03.01.18  \\\  Posted by Stasia Brewczynski  \\\  Wine 101

When people talk about wine sweetness, they may be talking about one of two different things: The first is the residual sugar (RS for short) in the wine, while the second is the perception of sweetness.

Bike Rosé Sweet Wine

Whether it’s red, rosé, or sweet white wine, the measurable sweetness level of a beverage comes from its residual sugar, referring to the natural fruit sugars (glucose and fructose) that remain in the final product after fermentation has occured. Wine fermentation, the process in which grape juice turns into wine, involves either added or natural yeasts eating up the grape sugars and expelling alcohol. Different yeast strains eat sugar at different rates, leaving more or less residual sugar. Other factors that can stop or slow the fermentation process early include the rise in alcohol, which eventually overwhelms yeast, the presence of more complex sugars that are harder for the yeast to consume, or the addition of sulfur.

Residual sugar is typically measured in grams per liter of wine (g/L for short), so sweet wines have a higher RS number and dry wines a lower RS number.
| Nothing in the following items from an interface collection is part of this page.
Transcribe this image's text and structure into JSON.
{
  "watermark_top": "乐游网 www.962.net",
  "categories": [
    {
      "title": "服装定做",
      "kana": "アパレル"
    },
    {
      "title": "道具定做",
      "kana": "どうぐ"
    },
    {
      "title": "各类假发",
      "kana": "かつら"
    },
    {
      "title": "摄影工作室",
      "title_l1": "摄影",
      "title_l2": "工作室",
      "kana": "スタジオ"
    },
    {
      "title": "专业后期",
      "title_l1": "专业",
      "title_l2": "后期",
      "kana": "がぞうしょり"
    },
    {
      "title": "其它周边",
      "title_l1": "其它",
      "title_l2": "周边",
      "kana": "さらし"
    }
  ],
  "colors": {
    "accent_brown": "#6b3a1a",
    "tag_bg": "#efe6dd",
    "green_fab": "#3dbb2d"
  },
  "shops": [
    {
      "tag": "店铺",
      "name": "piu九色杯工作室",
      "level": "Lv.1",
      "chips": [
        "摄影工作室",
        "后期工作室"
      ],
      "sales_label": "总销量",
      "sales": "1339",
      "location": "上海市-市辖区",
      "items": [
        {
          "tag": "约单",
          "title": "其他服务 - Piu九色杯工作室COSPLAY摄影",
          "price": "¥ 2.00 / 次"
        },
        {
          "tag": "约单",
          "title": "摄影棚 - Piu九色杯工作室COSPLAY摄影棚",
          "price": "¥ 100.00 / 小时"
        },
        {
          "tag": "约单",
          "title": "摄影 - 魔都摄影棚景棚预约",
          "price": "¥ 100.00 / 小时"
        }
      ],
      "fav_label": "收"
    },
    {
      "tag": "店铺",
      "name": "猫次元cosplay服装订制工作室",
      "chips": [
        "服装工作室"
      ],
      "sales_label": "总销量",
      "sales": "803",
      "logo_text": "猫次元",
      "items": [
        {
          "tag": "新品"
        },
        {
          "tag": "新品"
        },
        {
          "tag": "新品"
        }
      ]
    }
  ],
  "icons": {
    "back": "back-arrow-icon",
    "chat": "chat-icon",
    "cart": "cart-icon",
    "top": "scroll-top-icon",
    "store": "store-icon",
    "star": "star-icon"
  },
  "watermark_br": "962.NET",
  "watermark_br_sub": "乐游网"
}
Moscato wine, for example, often has an RS between 40-100 g/L while Pinot Grigio might have 0-20 g/L.

Learn more about sweet wine types from around the world.

Residual sugar level will certainly have an effect on how the palate perceives sweetness, but it is not the only factor when it comes to how something tastes. Along with the actual sugar content, a higher alcohol level can enhance the sense of sweetness in a wine. Conversely, acidity and tannins will cause a wine to seem less sweet. Likewise, flavors or aromas we associate with sweetness, like fruity or floral notes, can enhance the perception of sweetness. In creating a balanced wine, whether sweet or dry on the wine sweetness chart, winemakers should strive to balance the factors of residual sugar, alcohol, acid, and tannins to create a pleasing beverage. The best way to learn more is to drink sweet wine and try pairing it with food. You’ll discover how many sweet wine types actually exist, and which ones suit your palate and personal preferences.